AT: How did you come to be active in the collecting universe, Alex? What led to you joining Hake’s Americana & Collectibles more than 30 years ago? If you were to use one word to describe how you felt when you learned you were hired at Hake’s, what would it be?
Early Buying and Selling Experiences Leads to Dream Job
AW: I was born a collector. My mother instilled in me that I keep my toys in good condition and save the boxes. At about 10 years of age I became a comic book collector. From there it was all manner of superhero items and more. As a teenager I started doing toy shows and antique markets with Deak Stagemyer, who was Hake’s shipping manager at the time. He needed help at Hake’s so when I turned 16, I was hired part time. That was 32 years ago and in that time my role continued to change and expand: shipping assistant, cataloguer, merchandise manager, production manager, general manager and president. Thirty-two years is a lot to sum up in one word, but I will go with “rewarding.”

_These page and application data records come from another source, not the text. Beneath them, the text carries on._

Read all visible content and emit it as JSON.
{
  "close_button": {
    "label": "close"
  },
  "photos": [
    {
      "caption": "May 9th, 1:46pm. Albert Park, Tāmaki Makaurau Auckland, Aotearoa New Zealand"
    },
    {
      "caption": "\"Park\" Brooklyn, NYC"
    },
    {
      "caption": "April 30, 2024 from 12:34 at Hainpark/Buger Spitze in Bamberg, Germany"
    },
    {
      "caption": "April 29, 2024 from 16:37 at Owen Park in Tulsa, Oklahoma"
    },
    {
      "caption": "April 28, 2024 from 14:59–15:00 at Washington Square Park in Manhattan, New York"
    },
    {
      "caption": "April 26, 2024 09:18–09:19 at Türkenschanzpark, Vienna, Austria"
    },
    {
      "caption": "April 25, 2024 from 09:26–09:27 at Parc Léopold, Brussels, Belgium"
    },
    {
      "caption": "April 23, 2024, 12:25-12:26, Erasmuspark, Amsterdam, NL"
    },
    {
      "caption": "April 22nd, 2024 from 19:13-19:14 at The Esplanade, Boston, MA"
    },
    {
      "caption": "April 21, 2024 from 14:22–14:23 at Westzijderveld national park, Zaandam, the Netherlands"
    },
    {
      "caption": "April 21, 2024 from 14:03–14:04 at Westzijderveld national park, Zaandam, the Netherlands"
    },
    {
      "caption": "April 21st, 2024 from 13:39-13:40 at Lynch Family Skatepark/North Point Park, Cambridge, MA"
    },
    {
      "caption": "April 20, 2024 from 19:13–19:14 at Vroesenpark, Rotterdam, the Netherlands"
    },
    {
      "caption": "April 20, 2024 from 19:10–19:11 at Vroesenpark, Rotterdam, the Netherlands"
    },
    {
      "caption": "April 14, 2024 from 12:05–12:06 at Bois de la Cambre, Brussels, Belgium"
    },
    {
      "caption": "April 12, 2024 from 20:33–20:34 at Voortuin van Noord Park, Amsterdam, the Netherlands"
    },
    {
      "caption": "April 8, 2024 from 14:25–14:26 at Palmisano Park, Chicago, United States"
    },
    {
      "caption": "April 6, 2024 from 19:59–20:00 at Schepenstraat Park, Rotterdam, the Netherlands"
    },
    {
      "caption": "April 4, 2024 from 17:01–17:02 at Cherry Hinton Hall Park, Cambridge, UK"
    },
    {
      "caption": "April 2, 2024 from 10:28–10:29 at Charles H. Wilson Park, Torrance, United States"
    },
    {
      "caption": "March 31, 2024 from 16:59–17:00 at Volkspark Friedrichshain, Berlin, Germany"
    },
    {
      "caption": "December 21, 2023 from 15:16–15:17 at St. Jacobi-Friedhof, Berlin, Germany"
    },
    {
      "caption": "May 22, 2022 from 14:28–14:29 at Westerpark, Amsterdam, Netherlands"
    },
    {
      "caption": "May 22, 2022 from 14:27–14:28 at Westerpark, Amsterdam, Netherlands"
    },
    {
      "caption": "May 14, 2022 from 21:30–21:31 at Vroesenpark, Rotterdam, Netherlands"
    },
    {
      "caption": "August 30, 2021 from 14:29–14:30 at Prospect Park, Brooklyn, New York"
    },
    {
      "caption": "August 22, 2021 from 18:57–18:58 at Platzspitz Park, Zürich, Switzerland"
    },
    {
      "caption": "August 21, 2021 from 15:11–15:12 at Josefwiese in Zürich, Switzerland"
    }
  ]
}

AT: What’s one thing that’s surprised you most about today’s auction industry?
AW: The continued growth and value in some areas. That is not to say that collectibles can’t be a good investment; but the rate some things continue to increase, like key comic books and original comic art, is not something anyone could have predicted years ago, at least not to the extent of today’s market. Also the world wide embracing of collectibles. The media coverage, television programs and conventions of all types have propelled pop culture collectibles to new and exciting heights.
Gems of Advice
AT: If you had the ability to give “12-year-old you” one piece of advice, what would it be?
TH: Treat other people as you would want to be treated by others. Another bit of advice is avoid buying common and damaged items. And always try to buy the best you can afford.
AW: Collect what you love and love what you collect. While I have commented on “values” of collectibles, you should really start and end your collection with items that you truly love. The desire to find the next great treasure should be the driving force behind building a collection you cherish.
Hake's Three Keys to Great Business
• Present your merchandise accurately.
• Follow through on all commitments.
• See and understand the other person's point of view.
Focus of Collecting Efforts Today
AT: What collecting interests fascinate you most today, and why?
TH: Pinback buttons remain my collecting focus. Simply because even after 50-plus years I continue to regularly find new discoveries with outstanding color and graphic design.
AW: One of my main collections is vinyl. The recent resurgence in records and record collecting is wonderful to see in the world of ever changing new technology. Record collecting is rewarding on so many levels. Especially the fact that you can play and enjoy them and not just sit them on a shelf.
AT: What is one of the greatest lessons you’ve learned in the course of your career?
TH: Trust your instincts — first impressions are usually accurate.
AW: Expect the unexpected.
One thing you can expect is the next Hake’s auction. Consignments are being accepted for Auction #221 now. Bidding at www.hakes.com will open June 20 and close July 11-13.